Output the line with "Enumerate this screenshot's" and every following line to the end of the material, exactly as they appear.

Data for analysis
☆ ☆ ☆ ☆

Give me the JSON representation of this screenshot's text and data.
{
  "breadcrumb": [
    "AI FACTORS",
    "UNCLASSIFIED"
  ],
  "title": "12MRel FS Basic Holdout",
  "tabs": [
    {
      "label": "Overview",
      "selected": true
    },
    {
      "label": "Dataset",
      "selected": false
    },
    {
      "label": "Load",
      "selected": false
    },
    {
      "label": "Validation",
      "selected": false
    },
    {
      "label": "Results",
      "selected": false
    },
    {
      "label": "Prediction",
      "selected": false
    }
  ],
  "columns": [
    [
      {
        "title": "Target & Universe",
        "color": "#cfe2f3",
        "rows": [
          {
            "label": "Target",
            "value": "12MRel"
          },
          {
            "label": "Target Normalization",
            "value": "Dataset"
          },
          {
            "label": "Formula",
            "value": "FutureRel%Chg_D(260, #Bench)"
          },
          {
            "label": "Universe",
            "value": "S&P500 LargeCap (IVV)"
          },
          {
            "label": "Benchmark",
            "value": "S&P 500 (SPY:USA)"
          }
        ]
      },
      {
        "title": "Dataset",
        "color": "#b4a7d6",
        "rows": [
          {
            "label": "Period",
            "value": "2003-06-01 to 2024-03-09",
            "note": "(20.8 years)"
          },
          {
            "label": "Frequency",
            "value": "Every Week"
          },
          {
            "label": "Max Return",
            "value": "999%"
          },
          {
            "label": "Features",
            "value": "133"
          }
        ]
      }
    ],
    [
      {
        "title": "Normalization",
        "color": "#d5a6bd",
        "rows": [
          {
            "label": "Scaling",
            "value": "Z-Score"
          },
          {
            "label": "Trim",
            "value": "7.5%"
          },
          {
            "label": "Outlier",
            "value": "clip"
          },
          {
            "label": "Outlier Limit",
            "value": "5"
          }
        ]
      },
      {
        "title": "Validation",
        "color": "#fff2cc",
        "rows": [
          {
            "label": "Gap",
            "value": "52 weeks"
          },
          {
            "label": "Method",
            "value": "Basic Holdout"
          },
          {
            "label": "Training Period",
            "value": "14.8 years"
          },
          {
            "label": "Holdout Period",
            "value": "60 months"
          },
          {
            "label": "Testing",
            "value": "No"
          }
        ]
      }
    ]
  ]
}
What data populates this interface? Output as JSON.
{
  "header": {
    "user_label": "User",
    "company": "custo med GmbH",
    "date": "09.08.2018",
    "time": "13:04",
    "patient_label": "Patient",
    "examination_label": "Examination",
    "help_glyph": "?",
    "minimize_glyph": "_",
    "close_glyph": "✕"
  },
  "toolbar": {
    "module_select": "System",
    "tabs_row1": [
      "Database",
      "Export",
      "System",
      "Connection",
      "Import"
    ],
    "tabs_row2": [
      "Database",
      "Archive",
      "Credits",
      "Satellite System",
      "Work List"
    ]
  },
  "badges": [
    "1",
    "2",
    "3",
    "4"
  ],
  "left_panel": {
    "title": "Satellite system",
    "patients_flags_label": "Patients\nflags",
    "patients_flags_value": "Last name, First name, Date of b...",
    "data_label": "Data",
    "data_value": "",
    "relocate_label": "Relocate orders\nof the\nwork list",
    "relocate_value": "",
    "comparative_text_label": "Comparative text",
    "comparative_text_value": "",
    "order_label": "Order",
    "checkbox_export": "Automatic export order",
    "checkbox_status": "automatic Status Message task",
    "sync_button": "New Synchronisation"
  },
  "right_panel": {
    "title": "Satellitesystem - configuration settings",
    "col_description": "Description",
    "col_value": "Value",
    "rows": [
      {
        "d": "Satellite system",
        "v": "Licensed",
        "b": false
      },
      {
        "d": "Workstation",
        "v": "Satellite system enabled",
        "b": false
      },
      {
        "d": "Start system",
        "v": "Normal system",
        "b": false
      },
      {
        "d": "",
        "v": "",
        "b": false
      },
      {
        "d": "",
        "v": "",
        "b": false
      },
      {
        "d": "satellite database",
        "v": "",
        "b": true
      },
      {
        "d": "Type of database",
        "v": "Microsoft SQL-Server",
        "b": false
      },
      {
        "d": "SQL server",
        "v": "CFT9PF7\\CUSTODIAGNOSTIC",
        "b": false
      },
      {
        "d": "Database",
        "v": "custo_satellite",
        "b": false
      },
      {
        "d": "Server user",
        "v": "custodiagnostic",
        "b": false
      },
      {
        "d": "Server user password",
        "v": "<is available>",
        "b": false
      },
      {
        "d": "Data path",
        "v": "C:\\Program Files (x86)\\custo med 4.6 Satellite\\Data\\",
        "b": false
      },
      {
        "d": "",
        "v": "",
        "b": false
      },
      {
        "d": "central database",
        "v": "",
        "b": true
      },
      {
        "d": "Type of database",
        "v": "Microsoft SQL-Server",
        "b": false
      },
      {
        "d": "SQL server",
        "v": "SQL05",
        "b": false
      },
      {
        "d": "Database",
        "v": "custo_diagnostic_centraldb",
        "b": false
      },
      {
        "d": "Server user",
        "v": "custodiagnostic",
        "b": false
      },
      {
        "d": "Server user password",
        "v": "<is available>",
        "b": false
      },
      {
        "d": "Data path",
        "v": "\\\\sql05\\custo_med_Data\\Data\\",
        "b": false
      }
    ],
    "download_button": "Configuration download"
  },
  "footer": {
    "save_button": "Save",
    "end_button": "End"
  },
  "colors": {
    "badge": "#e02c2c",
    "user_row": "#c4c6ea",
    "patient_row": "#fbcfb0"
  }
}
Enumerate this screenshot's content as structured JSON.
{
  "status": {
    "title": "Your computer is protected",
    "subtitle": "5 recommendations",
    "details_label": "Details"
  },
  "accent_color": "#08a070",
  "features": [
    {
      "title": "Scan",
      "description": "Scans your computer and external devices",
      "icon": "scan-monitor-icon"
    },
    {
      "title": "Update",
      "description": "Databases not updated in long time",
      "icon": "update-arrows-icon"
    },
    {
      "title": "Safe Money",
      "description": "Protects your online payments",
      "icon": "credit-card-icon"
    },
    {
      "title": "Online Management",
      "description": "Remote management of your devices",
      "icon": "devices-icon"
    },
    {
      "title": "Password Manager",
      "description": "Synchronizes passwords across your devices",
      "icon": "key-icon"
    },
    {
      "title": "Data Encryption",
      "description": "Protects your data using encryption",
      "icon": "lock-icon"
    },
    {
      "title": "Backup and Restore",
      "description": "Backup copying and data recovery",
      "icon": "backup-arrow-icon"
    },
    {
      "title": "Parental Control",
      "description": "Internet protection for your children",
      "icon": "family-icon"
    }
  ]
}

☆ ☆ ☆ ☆

Exercise output
Enumerate this screenshot's content as structured JSON.
{
  "status": {
    "title": "Your computer is protected",
    "subtitle": "5 recommendations",
    "details_label": "Details"
  },
  "accent_color": "#08a070",
  "features": [
    {
      "title": "Scan",
      "description": "Scans your computer and external devices",
      "icon": "scan-monitor-icon"
    },
    {
      "title": "Update",
      "description": "Databases not updated in long time",
      "icon": "update-arrows-icon"
    },
    {
      "title": "Safe Money",
      "description": "Protects your online payments",
      "icon": "credit-card-icon"
    },
    {
      "title": "Online Management",
      "description": "Remote management of your devices",
      "icon": "devices-icon"
    },
    {
      "title": "Password Manager",
      "description": "Synchronizes passwords across your devices",
      "icon": "key-icon"
    },
    {
      "title": "Data Encryption",
      "description": "Protects your data using encryption",
      "icon": "lock-icon"
    },
    {
      "title": "Backup and Restore",
      "description": "Backup copying and data recovery",
      "icon": "backup-arrow-icon"
    },
    {
      "title": "Parental Control",
      "description": "Internet protection for your children",
      "icon": "family-icon"
    }
  ]
}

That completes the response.